From The Shores of Tripoli
©2011 Ross Williams
Our third concurrent war is winding down now that Libya’s rebels have reached the capitol city. Khadafy’s son, ceremonial leader of Libya’s military, has apparently been captured – “arrested”, the news calls it; since when is war a law enforcement operation? This is the same affliction suffered by the ACLU and our brainless liberals which demand that the gentlemen caught shooting at our soldiers in a war zone need to be Mirandized and charged with disorderly conduct.
There’s no word yet, though, on the whereabouts of Khadafy himself. He should have taken Hugo Chavez up on the offer of asylum. He’d need to be smuggled out of Libya in a roll of Berber carpet at this point.

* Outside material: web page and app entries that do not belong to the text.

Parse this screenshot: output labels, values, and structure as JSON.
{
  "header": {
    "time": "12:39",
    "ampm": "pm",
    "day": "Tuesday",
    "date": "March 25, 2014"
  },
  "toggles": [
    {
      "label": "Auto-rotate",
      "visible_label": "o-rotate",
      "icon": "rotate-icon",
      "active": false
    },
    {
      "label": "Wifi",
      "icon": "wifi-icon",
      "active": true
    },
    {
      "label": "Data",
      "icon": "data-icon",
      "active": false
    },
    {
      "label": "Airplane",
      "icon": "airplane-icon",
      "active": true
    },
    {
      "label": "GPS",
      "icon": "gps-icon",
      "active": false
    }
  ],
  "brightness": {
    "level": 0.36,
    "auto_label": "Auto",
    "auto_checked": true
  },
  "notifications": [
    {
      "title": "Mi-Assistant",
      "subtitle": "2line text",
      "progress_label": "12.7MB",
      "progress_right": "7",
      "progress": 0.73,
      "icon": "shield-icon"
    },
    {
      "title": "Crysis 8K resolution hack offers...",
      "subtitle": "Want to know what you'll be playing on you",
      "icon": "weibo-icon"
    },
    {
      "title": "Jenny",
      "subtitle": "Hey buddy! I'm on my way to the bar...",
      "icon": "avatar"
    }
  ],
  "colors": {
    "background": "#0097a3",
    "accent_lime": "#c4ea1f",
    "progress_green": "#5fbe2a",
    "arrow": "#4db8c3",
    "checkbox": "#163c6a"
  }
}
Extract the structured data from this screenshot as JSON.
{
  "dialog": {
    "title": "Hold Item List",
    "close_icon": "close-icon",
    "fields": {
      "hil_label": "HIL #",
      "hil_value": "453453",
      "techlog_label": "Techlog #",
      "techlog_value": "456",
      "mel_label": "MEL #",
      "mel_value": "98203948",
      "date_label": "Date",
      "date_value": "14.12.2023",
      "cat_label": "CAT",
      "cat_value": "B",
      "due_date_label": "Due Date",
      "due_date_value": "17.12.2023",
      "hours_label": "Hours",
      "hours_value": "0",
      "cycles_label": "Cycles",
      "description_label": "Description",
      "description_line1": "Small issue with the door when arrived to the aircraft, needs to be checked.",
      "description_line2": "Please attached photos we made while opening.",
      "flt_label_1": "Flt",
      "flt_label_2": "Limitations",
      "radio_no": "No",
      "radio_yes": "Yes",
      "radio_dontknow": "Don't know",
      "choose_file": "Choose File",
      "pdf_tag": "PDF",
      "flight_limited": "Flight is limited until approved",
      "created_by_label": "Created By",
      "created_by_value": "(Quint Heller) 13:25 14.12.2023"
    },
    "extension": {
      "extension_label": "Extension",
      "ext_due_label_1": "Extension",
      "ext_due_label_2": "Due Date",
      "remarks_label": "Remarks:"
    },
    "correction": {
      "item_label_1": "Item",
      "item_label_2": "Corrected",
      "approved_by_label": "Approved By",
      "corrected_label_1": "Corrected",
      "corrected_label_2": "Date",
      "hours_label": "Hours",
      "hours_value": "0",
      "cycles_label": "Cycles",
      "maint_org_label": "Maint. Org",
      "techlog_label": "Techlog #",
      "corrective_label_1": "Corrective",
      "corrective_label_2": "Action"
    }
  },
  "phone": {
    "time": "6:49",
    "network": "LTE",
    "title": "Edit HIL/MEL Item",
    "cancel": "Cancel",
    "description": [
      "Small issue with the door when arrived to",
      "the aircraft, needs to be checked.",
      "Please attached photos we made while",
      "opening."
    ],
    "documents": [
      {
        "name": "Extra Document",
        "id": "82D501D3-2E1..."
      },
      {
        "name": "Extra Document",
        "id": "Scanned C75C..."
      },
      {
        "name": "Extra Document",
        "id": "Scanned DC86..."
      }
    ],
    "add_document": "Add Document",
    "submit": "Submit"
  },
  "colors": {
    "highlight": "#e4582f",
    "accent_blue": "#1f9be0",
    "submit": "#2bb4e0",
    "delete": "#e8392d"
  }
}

In the last few weeks of this one-week war, now in its fourth month, Khadafy had been getting rather desperate, even at one point making overtures to one of more groups of the pan-islamist yahoory that Libya was among the first state sponsors of before Reagan bombed his house and Dubya invaded Iraq. These are among the “freedom fighter” rebel groups currently shooting up Tripoli to depose him; they couldn’t be swayed to switch sides.
The impulse to look upon this turn of events as a great thing for humanity, let alone Mideast peace and stability, is great, to be sure. It’s also premature at the least, and likely misplaced altogether. It depends entirely who comes out on top in the power struggle to come. There is not one single, unified group of rebels named Libyan Rebels overthrowing Khadafy’s 40+ year reign. There’s multiple groups, possibly a dozen or more, of which it can reasonably be said that the only thing they agree on is that Khadafy has to go.
Several of these groups are going to be those whom we, in the insular and pious West, would call “terrorists”. But that doesn’t seem to matter much to that group of superficial foreign policy expert which has one class of PoliSci to their credit; Khadafy was a dictator and so he needed to go. Never mind that for the past decade he was benign to the interests of the West and the US. Never mind that for the decade prior to that he was effectively emasculated in his outrage toward the West. The superficial foreign policy wonk needs to believe that the true purpose of US foreign policy is to create a better life for the citizens of the world.
Sadly, Barama and most of his administration buys this sloppy line of thought, particularly when the dictator is either on our side or is impotent. Barama couldn’t wait to take it to Mubarak when Egyptians revolted and toppled him. As in Libya, several groups of those topplers are what we, in the insular and pious West, would call “terrorists”. But because Mubarak was a friend to the US while being a pseudo-elected dictator, it is far better in the mind of our president that he be replaced by a terrorist-enabling government than be left in place to continue being a dictator friendly with the United States.
Contrast that with our official response to the months’ long revolt in Syria. Assad junior is a dictator, but he is among the few notorious state sponsors of “terrorism”. We spent – by which I mean Barama spent – months ignoring the revolution in Syria.
In Syria, the only direction for the nation to go would be in a friendlier to the US direction, less strident about Israel, and stop financing “terrorists” and puppet-mastering Lebanon. While a benign, let alone friendly, Syria would be a longshot, it would be in our best interest to end the Assad government. So when the Syrian people revolt, Barry Hussein – naturally – remains silent.
In Libya we have a dictator whose best tyranny is behind him, and he’s been downright pleasant and cordial – all things considered, and by comparison – for over twenty years. If Khadafy’s government ends it’s even-odds that it would be replaced by a government that would revert Libya to being another state sponsor of “terrorism”. So when the Libyan people revolt, we – also naturally – join in and help the rebels with terrorist ties.
In Egypt we’ve had a government that has been friendly with the US and Israel since Carter’s days ... and it was even Jimmuh’s doing. Yes, Carter. Yes, that Carter. Carter! I know: go figure. The only direction a new Egyptian government could go is against us. But because Egypt only has a democratic veneer and was friendly with the US, the fact that its president was a dictator means that the United States – alas, also naturally – should go out of its way to assist Muslim Brotherhood in its overthrow by egging on the Egyptian people. Muslim Brotherhood, let’s remember, is not, not, not affiliated with “terrorists”; just ignore the RPGs behind the curtain.
It would be hard to imagine a Mideast policy more contrary to US interests than the one being implemented by our National Savior. Friends are hung out to dry, irrelevant nobodies are attacked, anti-American rabble-rousers are ignored ...
Conversely, it would be far too easy to wonder aloud which side Barama is on, here. But that question would be presumptuous and rude; it should go without saying that Barama is on our side and doing what he believes best for the US and its interests.
But that leaves the far scarier question: what side does he think the United States is on?